Data excerpts
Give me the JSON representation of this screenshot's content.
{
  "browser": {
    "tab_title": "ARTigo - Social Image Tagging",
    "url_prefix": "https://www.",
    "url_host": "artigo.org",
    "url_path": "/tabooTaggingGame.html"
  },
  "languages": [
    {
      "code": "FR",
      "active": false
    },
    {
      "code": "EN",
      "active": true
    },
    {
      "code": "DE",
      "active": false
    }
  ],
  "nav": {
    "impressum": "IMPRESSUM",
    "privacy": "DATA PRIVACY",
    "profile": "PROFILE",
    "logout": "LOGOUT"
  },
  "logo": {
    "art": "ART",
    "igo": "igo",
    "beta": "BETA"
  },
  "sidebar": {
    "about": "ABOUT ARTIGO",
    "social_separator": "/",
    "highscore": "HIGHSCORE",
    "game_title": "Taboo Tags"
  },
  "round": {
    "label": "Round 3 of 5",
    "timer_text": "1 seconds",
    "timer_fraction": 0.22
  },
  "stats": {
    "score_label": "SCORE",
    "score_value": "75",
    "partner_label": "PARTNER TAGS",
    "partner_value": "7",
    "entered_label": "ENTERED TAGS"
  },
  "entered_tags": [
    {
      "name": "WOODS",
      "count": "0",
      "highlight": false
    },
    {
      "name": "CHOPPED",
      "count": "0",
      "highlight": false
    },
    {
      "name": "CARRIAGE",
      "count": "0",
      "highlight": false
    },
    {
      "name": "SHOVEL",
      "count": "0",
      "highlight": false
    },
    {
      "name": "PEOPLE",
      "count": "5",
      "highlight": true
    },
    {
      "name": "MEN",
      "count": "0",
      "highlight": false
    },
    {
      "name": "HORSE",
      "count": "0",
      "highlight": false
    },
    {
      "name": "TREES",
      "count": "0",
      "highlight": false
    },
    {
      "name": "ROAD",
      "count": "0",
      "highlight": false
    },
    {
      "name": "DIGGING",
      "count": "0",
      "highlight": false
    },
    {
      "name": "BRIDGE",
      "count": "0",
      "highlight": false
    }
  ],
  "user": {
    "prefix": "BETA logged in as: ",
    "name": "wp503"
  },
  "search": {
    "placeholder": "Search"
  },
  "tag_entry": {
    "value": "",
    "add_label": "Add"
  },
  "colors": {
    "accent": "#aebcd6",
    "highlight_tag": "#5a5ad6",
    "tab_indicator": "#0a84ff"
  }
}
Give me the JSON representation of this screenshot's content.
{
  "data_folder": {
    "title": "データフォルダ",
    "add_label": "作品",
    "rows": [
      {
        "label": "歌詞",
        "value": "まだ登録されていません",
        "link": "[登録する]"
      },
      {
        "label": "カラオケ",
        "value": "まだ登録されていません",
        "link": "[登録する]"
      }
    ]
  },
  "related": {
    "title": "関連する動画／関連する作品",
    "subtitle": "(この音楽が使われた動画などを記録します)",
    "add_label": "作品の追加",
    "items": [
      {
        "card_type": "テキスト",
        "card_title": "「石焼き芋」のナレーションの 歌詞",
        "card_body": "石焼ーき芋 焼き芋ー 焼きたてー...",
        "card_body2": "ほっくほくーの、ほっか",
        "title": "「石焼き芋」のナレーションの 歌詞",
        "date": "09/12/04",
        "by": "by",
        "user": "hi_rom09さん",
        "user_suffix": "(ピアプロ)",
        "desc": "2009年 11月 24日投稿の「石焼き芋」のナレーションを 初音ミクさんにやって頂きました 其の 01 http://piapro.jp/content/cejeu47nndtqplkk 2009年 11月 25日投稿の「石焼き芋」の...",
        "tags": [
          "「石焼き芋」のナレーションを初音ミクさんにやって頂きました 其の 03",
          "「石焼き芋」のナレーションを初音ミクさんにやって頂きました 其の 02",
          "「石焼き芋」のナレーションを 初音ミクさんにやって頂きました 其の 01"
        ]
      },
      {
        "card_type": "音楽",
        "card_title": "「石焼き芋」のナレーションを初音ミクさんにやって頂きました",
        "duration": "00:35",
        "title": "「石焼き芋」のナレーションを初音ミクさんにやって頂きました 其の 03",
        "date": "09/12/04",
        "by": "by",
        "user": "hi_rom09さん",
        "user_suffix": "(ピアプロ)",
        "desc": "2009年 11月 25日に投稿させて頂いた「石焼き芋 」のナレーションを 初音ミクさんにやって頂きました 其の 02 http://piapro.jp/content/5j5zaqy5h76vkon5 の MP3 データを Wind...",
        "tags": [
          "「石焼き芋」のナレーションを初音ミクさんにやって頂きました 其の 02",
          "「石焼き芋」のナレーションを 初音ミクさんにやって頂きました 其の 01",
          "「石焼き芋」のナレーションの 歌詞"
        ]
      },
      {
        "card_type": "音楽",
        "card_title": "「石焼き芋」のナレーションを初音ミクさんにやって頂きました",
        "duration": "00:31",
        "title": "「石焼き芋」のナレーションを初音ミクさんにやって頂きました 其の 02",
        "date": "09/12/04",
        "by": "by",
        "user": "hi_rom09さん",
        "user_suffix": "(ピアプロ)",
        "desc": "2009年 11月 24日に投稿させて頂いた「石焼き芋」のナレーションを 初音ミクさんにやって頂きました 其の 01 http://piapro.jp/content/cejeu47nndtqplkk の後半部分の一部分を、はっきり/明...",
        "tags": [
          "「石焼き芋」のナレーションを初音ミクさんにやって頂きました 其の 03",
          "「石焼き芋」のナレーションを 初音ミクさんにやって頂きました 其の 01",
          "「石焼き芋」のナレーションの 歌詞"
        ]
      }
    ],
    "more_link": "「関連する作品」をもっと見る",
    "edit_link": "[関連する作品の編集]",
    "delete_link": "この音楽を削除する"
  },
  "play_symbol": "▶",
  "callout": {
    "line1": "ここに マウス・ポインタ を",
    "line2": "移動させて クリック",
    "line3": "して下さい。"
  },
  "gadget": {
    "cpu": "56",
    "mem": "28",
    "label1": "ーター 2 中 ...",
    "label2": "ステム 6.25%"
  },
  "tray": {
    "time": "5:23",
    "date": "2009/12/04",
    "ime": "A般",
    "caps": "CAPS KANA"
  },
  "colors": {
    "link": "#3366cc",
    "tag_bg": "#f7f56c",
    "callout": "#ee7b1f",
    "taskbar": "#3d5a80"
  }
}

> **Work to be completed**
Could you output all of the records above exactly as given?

> **Answer box**
Give me the JSON representation of this screenshot's content.
{
  "browser": {
    "tab_title": "ARTigo - Social Image Tagging",
    "url_prefix": "https://www.",
    "url_host": "artigo.org",
    "url_path": "/tabooTaggingGame.html"
  },
  "languages": [
    {
      "code": "FR",
      "active": false
    },
    {
      "code": "EN",
      "active": true
    },
    {
      "code": "DE",
      "active": false
    }
  ],
  "nav": {
    "impressum": "IMPRESSUM",
    "privacy": "DATA PRIVACY",
    "profile": "PROFILE",
    "logout": "LOGOUT"
  },
  "logo": {
    "art": "ART",
    "igo": "igo",
    "beta": "BETA"
  },
  "sidebar": {
    "about": "ABOUT ARTIGO",
    "social_separator": "/",
    "highscore": "HIGHSCORE",
    "game_title": "Taboo Tags"
  },
  "round": {
    "label": "Round 3 of 5",
    "timer_text": "1 seconds",
    "timer_fraction": 0.22
  },
  "stats": {
    "score_label": "SCORE",
    "score_value": "75",
    "partner_label": "PARTNER TAGS",
    "partner_value": "7",
    "entered_label": "ENTERED TAGS"
  },
  "entered_tags": [
    {
      "name": "WOODS",
      "count": "0",
      "highlight": false
    },
    {
      "name": "CHOPPED",
      "count": "0",
      "highlight": false
    },
    {
      "name": "CARRIAGE",
      "count": "0",
      "highlight": false
    },
    {
      "name": "SHOVEL",
      "count": "0",
      "highlight": false
    },
    {
      "name": "PEOPLE",
      "count": "5",
      "highlight": true
    },
    {
      "name": "MEN",
      "count": "0",
      "highlight": false
    },
    {
      "name": "HORSE",
      "count": "0",
      "highlight": false
    },
    {
      "name": "TREES",
      "count": "0",
      "highlight": false
    },
    {
      "name": "ROAD",
      "count": "0",
      "highlight": false
    },
    {
      "name": "DIGGING",
      "count": "0",
      "highlight": false
    },
    {
      "name": "BRIDGE",
      "count": "0",
      "highlight": false
    }
  ],
  "user": {
    "prefix": "BETA logged in as: ",
    "name": "wp503"
  },
  "search": {
    "placeholder": "Search"
  },
  "tag_entry": {
    "value": "",
    "add_label": "Add"
  },
  "colors": {
    "accent": "#aebcd6",
    "highlight_tag": "#5a5ad6",
    "tab_indicator": "#0a84ff"
  }
}
Give me the JSON representation of this screenshot's content.
{
  "data_folder": {
    "title": "データフォルダ",
    "add_label": "作品",
    "rows": [
      {
        "label": "歌詞",
        "value": "まだ登録されていません",
        "link": "[登録する]"
      },
      {
        "label": "カラオケ",
        "value": "まだ登録されていません",
        "link": "[登録する]"
      }
    ]
  },
  "related": {
    "title": "関連する動画／関連する作品",
    "subtitle": "(この音楽が使われた動画などを記録します)",
    "add_label": "作品の追加",
    "items": [
      {
        "card_type": "テキスト",
        "card_title": "「石焼き芋」のナレーションの 歌詞",
        "card_body": "石焼ーき芋 焼き芋ー 焼きたてー...",
        "card_body2": "ほっくほくーの、ほっか",
        "title": "「石焼き芋」のナレーションの 歌詞",
        "date": "09/12/04",
        "by": "by",
        "user": "hi_rom09さん",
        "user_suffix": "(ピアプロ)",
        "desc": "2009年 11月 24日投稿の「石焼き芋」のナレーションを 初音ミクさんにやって頂きました 其の 01 http://piapro.jp/content/cejeu47nndtqplkk 2009年 11月 25日投稿の「石焼き芋」の...",
        "tags": [
          "「石焼き芋」のナレーションを初音ミクさんにやって頂きました 其の 03",
          "「石焼き芋」のナレーションを初音ミクさんにやって頂きました 其の 02",
          "「石焼き芋」のナレーションを 初音ミクさんにやって頂きました 其の 01"
        ]
      },
      {
        "card_type": "音楽",
        "card_title": "「石焼き芋」のナレーションを初音ミクさんにやって頂きました",
        "duration": "00:35",
        "title": "「石焼き芋」のナレーションを初音ミクさんにやって頂きました 其の 03",
        "date": "09/12/04",
        "by": "by",
        "user": "hi_rom09さん",
        "user_suffix": "(ピアプロ)",
        "desc": "2009年 11月 25日に投稿させて頂いた「石焼き芋 」のナレーションを 初音ミクさんにやって頂きました 其の 02 http://piapro.jp/content/5j5zaqy5h76vkon5 の MP3 データを Wind...",
        "tags": [
          "「石焼き芋」のナレーションを初音ミクさんにやって頂きました 其の 02",
          "「石焼き芋」のナレーションを 初音ミクさんにやって頂きました 其の 01",
          "「石焼き芋」のナレーションの 歌詞"
        ]
      },
      {
        "card_type": "音楽",
        "card_title": "「石焼き芋」のナレーションを初音ミクさんにやって頂きました",
        "duration": "00:31",
        "title": "「石焼き芋」のナレーションを初音ミクさんにやって頂きました 其の 02",
        "date": "09/12/04",
        "by": "by",
        "user": "hi_rom09さん",
        "user_suffix": "(ピアプロ)",
        "desc": "2009年 11月 24日に投稿させて頂いた「石焼き芋」のナレーションを 初音ミクさんにやって頂きました 其の 01 http://piapro.jp/content/cejeu47nndtqplkk の後半部分の一部分を、はっきり/明...",
        "tags": [
          "「石焼き芋」のナレーションを初音ミクさんにやって頂きました 其の 03",
          "「石焼き芋」のナレーションを 初音ミクさんにやって頂きました 其の 01",
          "「石焼き芋」のナレーションの 歌詞"
        ]
      }
    ],
    "more_link": "「関連する作品」をもっと見る",
    "edit_link": "[関連する作品の編集]",
    "delete_link": "この音楽を削除する"
  },
  "play_symbol": "▶",
  "callout": {
    "line1": "ここに マウス・ポインタ を",
    "line2": "移動させて クリック",
    "line3": "して下さい。"
  },
  "gadget": {
    "cpu": "56",
    "mem": "28",
    "label1": "ーター 2 中 ...",
    "label2": "ステム 6.25%"
  },
  "tray": {
    "time": "5:23",
    "date": "2009/12/04",
    "ime": "A般",
    "caps": "CAPS KANA"
  },
  "colors": {
    "link": "#3366cc",
    "tag_bg": "#f7f56c",
    "callout": "#ee7b1f",
    "taskbar": "#3d5a80"
  }
}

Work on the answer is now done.